A. Send a notice of default by regular mail and by certified mail to the occupant at the occupant’s last known address or other address set forth by the occupant in the rental agreement which includes:

(1) A statement that the contents of the occupant’s leased space are subject to the operator’s lien;

(2) A statement of the operator’s claim, indicating the charges due on the date of the notice, the amount of any additional charges which shall become due before the date of sale and the date those additional charges shall become due;

(3) A demand for payment of the charges due within a specified time, not less than 14 days after the date of the notice;

(4) A statement that unless the claim is paid within the time stated, the contents of the occupant’s space will be sold, specifying the time and place; and

(5) The name, street address and telephone number of the operator, or the operator’s designated agent, whom the occupant may contact to respond to the notice; and

B. Publish an advertisement of the sale once a week for 2 consecutive weeks in a newspaper of general circulation in the city or town where the sale is to be held. The advertisement must include a general description of the property as set forth in the rental agreement, the name of the person on whose account it is being held and the time and place of the sale. The sale must take place at least 15 days after the first publication.

3. Redemption of property. At any time before a sale under this section, the occupant may pay the amount necessary to satisfy the lien and redeem the occupant’s personal property.

4. Location of sale. A sale under this section shall be held at the self-service storage facility or at the nearest suitable place to where the personal property is stored.

5. Distribution of proceeds. If a sale is held under this section, the operator shall:

A. Satisfy the lien from the proceeds of the sale; and

B. Hold the balance, if any, for delivery on demand to the occupant or any other recorded lienholders.

6. Insufficent process. If proceeds of the sale are not sufficient to satisfy the occupant’s outstanding obligations to the operator, the occupant shall remain liable to the operator for such deficiency.

7. Purchasers. A purchaser in good faith of any personal property sold under this Act takes the property free and clear of any rights of:

A. Persons against whom the lien was valid; and

B. Other lienholders.

8. Operator liability. If the operator complies with the provisions of this Act, the operator’s liability:

A. To the occupant shall be limited to the net proceeds received from the sale of the personal property; and

B. To other lienholders shall be limited to the net proceeds received from the sale of any personal property covered by that other lien.

9. Denying occupant access to leased space. If an occupant is in default, the operator, by making provision in the written rental agreement, may deny the occupant access to the leased space, provided that the occupant may arrange to have access solely to view and verify the contents of the leased space. Such access must be arranged with the facility office during normal business hours.

10. Notices; certified or registered mail. Unless otherwise specifically provided, all notices required by this Act shall be sent by certified or registered mail.
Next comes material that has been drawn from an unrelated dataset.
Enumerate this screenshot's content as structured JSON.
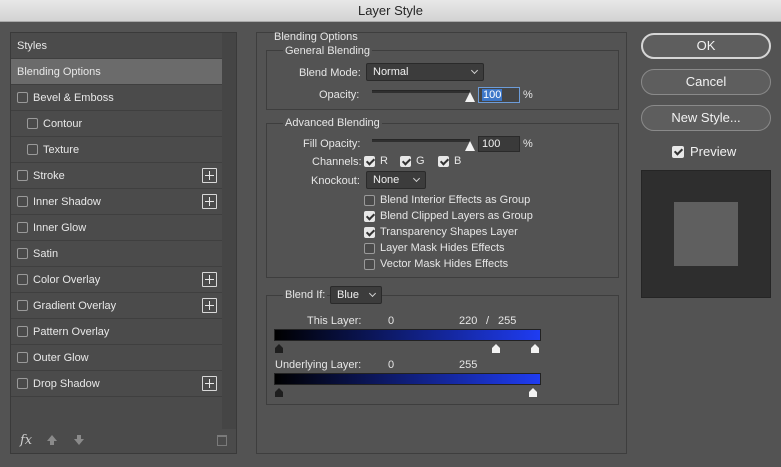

A. Notices sent to the operator shall be sent to the self-service storage facility where the occupant’s property is stored. Notices to the occupant shall be sent to the occupant at the occupant’s last known address. Notices shall be deemed delivered when deposited with the United States Postal Service, properly addressed as provided in subsection 2, with postage paid.
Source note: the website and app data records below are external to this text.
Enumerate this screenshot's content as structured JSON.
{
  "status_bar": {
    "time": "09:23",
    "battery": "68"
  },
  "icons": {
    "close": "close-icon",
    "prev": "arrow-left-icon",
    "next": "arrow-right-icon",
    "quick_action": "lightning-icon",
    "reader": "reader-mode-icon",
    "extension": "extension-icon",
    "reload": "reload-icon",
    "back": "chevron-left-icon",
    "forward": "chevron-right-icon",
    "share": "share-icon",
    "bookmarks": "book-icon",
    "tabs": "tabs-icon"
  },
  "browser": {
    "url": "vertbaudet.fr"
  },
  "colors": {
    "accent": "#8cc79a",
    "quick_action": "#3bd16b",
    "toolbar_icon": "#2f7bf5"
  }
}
11. Control of property in leased space. Unless the rental agreement of this Act specifically provides otherwise, until a lien sale under this Act, the exclusive care, custody and control of all personal property stored in the leased self-service storage space remains vested in the occupant.
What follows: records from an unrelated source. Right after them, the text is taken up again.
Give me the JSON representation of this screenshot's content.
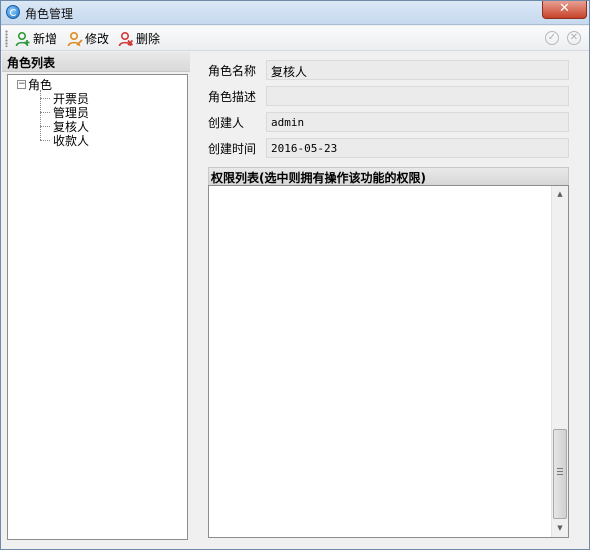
{
  "window": {
    "title": "角色管理",
    "close_glyph": "✕"
  },
  "toolbar": {
    "buttons": [
      {
        "label": "新增",
        "icon": "add-user-icon",
        "color": "#2e9a3c"
      },
      {
        "label": "修改",
        "icon": "edit-user-icon",
        "color": "#e08a1e"
      },
      {
        "label": "删除",
        "icon": "delete-user-icon",
        "color": "#d23a3a"
      }
    ],
    "right_icons": [
      "confirm-icon",
      "cancel-icon"
    ]
  },
  "left": {
    "header": "角色列表",
    "tree": {
      "root": {
        "label": "角色",
        "toggle": "−"
      },
      "children": [
        "开票员",
        "管理员",
        "复核人",
        "收款人"
      ]
    }
  },
  "form": {
    "fields": [
      {
        "label": "角色名称",
        "value": "复核人"
      },
      {
        "label": "角色描述",
        "value": ""
      },
      {
        "label": "创建人",
        "value": "admin"
      },
      {
        "label": "创建时间",
        "value": "2016-05-23"
      }
    ]
  },
  "permissions": {
    "header": "权限列表(选中则拥有操作该功能的权限)"
  }
}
12. Savings clause. All rental agreements, entered into before the effective date of this Act which have not been extended or renewed after that date, shall remain valid and may be enforced or terminated in accordance with their terms or as permitted by any other law of this State.

Title 10, Part 3, Chap. 212, §1375.


Inside Maine Abandoned Property – Self Storage Law